Secondly, we remain conditioned because it is abnormal to look for truth; it goes against the grain to try and break down well-known reality – however bad it may be, we prefer the devil we know. Our normal reaction to the burdens, impositions, and horrors of this life is not to prevent them but to find compensations. We tell ourselves we have but a short time to live, so we should find satisfaction in the situation as it exists. We try to see its beauty and turn a blind eye to its ugliness. We may feel we have not justified our personal existence unless we have succeeded in ‘being someone’ and ‘getting somewhere.’ We may feel that the most we, or anyone, can do are simply to accept the here and now but try to relieve its sufferings and cheer it up. We may be prepared to sacrifice the true ideal for the welfare of the immediate family, to a local sense of community, and the pleasure of friendship. We may feel it is better to resign ourselves to making the best of a bad job rather than argue the toss. People who are conditioned in these ways find some sort of security, even comfort, in confining themselves to this limited understanding, acceptance, and expectation. And, by the automatic law of supply and demand, this is what they are given by the Machine in the form of information, material goods, services, and entertainment. Thus is the conditioned process reinforced and perpetuated.
In consequence of all these things, the human self learns not to listen to its independent post conscious, because whatever this better part of the mind thinks or rather knows to be true the lesser conscious part thinks otherwise.
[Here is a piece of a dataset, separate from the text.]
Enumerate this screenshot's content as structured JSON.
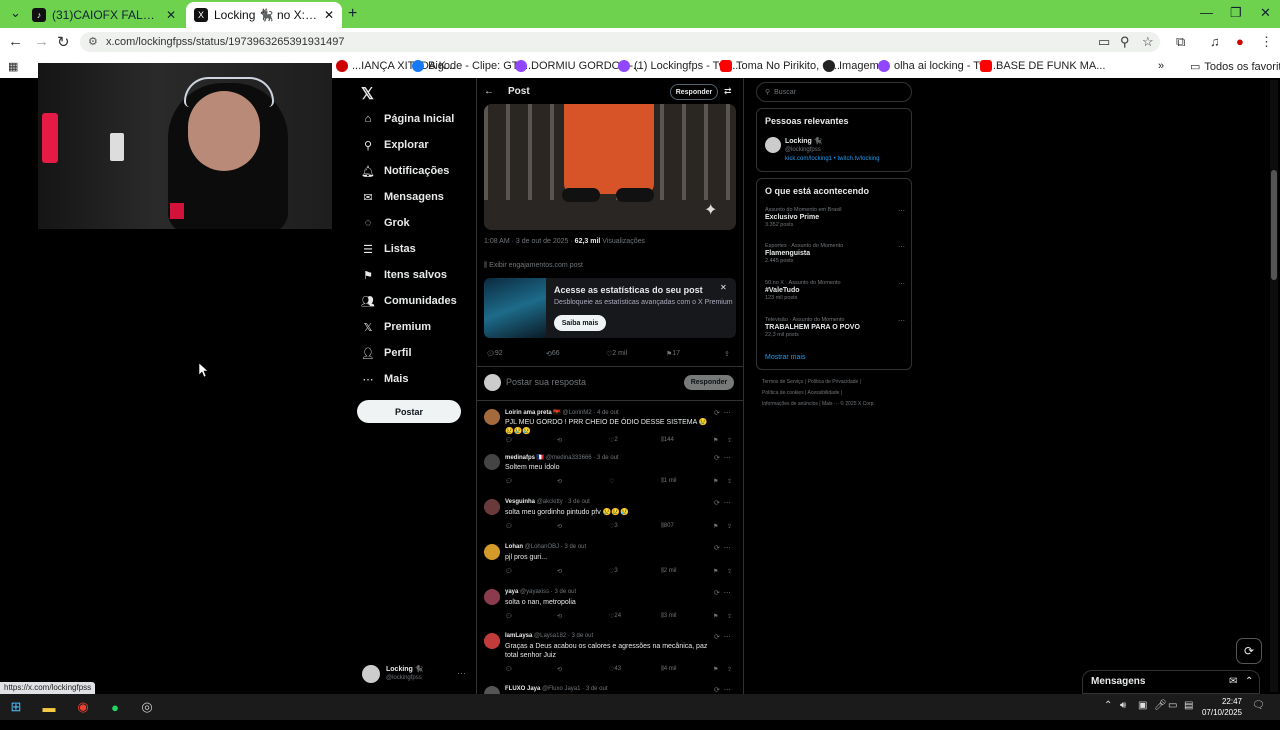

Humanity presently takes as the basis of human life and always has taken, that which the Machine dictates according to its own automatic scale of false and inappropriate forces and values.
Just consider – if we lived in an ideal state, a human true reality, we would likewise be held to it by the fact that it everywhere existed, but additionally by the fact that it was in tune with our deepest true awareness. It would be easier for us to change to a human true reality than it is to maintain this existing false one, once we had made up our minds to do it. But herein lies our greatest difficulty, that of determining to overcome our conditioning and make up our minds truly.